Exercise material:

_ _ _ _ _

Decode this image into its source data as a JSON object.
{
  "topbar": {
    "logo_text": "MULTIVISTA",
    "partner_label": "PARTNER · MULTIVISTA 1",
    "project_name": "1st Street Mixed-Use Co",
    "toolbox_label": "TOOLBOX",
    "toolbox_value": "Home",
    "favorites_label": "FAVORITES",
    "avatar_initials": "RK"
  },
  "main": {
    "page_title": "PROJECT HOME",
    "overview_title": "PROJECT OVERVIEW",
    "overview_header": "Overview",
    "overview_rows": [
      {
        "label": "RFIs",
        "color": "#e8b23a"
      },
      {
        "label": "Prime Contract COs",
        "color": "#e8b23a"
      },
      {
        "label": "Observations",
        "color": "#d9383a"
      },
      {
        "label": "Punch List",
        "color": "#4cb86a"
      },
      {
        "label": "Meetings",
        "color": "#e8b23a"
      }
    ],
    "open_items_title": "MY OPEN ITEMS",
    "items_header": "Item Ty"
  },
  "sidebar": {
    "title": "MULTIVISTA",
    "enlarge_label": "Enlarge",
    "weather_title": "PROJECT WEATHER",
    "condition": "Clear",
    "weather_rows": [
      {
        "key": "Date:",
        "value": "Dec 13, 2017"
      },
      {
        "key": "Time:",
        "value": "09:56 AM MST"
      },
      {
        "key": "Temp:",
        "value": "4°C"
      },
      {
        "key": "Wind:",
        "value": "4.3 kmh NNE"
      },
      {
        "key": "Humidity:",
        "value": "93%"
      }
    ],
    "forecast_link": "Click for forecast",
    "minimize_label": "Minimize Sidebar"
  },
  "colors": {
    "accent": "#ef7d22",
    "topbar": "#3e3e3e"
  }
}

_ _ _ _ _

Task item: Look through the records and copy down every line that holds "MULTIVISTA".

Solution:
    "logo_text": "MULTIVISTA",
    "partner_label": "PARTNER · MULTIVISTA 1",
    "title": "MULTIVISTA",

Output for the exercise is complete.